  1. Snow pack gets feelings hurt
  2. Snow pack starts to get over the insult
  3. Snow pack gets feelings hurt again
This pattern has made for a bi-polar snowpack. Unfortunately, the snow has been most sensitive on Saturdays and Sundays. Not good for this ex-Sugarhouser, weekend warrior. So the dilemma has been whether to ski or wait another week.

I have expanded my horizon to other outdoor activities. Such as Avi Education

Level 3 Prep Class at Turnagain Pass

Mens Paired Lift Serviced Ski Ballet with GB6K

And the infrequent nordic ski. On rare occasions, I have been known to succumb to the more popular activities that dominate Alaska this time of year: alcohol, sleep, and the arts. Well, 2 out of 3 ain't bad.

I checked the weekend forecast on Friday and it looked daunting again. It predicted (correctly) that we would have a third consecutive Sunday with 100+mph wind in the mountains. But it looked like there would be a nice weather window at Hatcher on Saturday morning.

There was 8-10" of fresh low density snow a the upper lot. We elected to head up Skyscraper Peak to ski El Dorado Bowl. P9 led the charge and picked a nice route into the lower bowl. A quick test pit revealed 103" base and the new low density snow was quite reactive (CT3).

Looking Back Towards the Chugach from the Talkeetnas

We eventually gained the ridge and topped out on the summit. Winds had picked loading the top of the bowl. Visibility was getting poor.

P9 Sussing an Entrance

The 4 of us skied a nice 900' shot back into the lower bowl under flat light. A squall had kicked up when we started up for run 2. We were nervous about retracing our skinner so we aimed to gain the ridge much lower by traversing a couple 100 feet below our original route.

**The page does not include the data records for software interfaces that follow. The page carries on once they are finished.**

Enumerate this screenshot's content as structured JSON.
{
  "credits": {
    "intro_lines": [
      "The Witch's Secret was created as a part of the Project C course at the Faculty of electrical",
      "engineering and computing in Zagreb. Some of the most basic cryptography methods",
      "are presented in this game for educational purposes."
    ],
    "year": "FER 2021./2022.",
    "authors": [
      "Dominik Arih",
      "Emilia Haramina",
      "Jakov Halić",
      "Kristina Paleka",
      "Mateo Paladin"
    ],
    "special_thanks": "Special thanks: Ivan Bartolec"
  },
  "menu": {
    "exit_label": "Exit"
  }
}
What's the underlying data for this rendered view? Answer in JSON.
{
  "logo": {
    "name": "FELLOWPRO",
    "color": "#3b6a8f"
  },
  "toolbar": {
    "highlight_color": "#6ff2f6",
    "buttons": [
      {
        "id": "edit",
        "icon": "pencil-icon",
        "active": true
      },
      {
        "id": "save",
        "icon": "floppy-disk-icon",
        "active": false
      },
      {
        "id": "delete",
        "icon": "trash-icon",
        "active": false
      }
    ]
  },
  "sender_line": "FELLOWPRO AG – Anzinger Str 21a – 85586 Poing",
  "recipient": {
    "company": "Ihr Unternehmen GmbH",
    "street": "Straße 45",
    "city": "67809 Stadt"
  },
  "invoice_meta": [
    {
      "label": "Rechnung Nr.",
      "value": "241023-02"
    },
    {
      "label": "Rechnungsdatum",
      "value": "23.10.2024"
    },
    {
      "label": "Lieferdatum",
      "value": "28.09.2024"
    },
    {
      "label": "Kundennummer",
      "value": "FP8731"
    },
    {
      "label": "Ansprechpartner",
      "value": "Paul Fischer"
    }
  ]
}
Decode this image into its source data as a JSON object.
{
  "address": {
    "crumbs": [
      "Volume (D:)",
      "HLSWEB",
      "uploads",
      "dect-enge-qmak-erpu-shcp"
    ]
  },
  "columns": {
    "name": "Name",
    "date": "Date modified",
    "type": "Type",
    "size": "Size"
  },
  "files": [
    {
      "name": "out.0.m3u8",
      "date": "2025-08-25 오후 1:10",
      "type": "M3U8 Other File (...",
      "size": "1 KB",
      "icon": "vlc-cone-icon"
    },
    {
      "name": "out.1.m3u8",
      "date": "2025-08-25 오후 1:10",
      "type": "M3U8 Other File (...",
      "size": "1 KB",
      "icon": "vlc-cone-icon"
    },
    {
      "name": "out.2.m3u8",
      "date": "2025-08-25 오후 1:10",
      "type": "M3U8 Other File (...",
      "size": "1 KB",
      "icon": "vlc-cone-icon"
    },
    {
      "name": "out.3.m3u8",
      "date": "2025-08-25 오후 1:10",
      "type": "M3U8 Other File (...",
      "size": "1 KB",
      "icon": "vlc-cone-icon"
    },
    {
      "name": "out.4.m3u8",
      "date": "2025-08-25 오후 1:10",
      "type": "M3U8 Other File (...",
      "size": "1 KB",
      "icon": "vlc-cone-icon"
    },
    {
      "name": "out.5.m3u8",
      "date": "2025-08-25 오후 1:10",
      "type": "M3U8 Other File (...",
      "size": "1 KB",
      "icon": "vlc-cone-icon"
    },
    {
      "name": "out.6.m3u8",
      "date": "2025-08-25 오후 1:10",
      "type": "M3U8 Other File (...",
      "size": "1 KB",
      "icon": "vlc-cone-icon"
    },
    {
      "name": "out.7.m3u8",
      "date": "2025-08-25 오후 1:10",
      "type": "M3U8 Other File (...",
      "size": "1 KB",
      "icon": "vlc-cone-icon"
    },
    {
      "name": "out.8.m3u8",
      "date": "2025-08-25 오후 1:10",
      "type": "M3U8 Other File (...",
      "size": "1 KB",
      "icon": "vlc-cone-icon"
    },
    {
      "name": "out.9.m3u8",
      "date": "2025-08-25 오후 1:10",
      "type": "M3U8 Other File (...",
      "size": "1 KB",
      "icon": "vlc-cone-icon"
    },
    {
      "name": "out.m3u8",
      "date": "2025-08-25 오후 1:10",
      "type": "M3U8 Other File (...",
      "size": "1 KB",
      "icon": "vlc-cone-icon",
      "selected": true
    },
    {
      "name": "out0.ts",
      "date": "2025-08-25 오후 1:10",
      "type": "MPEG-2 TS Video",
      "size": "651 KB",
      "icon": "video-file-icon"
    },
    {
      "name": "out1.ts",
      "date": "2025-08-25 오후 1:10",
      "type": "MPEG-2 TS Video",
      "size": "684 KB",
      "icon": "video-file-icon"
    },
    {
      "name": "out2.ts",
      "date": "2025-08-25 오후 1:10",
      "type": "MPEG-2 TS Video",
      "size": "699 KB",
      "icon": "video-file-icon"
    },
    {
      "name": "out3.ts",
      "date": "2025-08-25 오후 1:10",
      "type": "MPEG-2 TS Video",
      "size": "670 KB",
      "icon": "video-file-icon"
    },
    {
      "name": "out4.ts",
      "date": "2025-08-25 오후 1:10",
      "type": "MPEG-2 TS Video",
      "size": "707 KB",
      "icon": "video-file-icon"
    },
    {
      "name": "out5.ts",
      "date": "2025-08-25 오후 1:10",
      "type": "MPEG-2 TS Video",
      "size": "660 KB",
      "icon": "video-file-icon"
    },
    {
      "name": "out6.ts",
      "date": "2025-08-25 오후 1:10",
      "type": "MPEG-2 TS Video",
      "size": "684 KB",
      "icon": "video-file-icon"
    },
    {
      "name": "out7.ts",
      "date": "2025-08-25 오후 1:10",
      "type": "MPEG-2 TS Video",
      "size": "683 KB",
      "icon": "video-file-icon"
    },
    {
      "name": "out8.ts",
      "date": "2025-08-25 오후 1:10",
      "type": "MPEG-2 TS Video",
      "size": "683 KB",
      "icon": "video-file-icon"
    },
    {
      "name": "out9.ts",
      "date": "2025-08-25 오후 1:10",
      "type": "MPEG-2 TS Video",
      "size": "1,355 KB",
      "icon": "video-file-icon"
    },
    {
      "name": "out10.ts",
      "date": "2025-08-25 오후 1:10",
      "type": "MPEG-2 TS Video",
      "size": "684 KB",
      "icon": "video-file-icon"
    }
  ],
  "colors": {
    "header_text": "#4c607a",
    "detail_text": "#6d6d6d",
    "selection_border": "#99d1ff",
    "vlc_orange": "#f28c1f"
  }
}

This seemingly conservative decision was actually our biggest mistake of the day. In hindsight, we had effectively isolated the slope above us. The original skinner ski cut the top and the right hand side of the slope. The second skinner cut the bottom. The low density surface layer that we had previously ID's let loose swiftly and silently. P9 (75' ahead of me) got carried down slope and I put eyes on. Then the slide got me too. I struggled and swam and came to stop and then got hit by a second wave. Both waves were relatively minor (as far as slides go). P9 and I ended up on top of the snow. The loose snow avalanche had carried us about 100'. , Fe2O3 held his ground on the skinner. Our poles were gone and we were ready to get out of there.

There is a lesson to be learned from every incident (SAR, avalanche, drowning, car wreck). Those who dismiss the the participants as idiots will miss the opportunity to learn from their mistakes. Even if the participants were idiots, there is still a takeaway.

So you can shake your head, make the predictable Darwin comment, and shit talk me if you want, but I'd rather you draw from this experience.
  • We correctly ID'd the potential threat (good)
  • Our 2 skin tracks isolated the slope above us (bad)
  • Managing a 10" slough while skiing downhill is one thing: you have momentum that can be used to move to a safe zone, traverse out, or point it.
  • Standing still with a loose heal and skins leaves you powerless to react
We were aware of the terrain and consequences. If there were more snow, a hard slab, more complicated terrain, then our decision making process would have been different. Still, I didn't expect to be caught and was surprised by how helpless I was in uphill mode.

- Idiot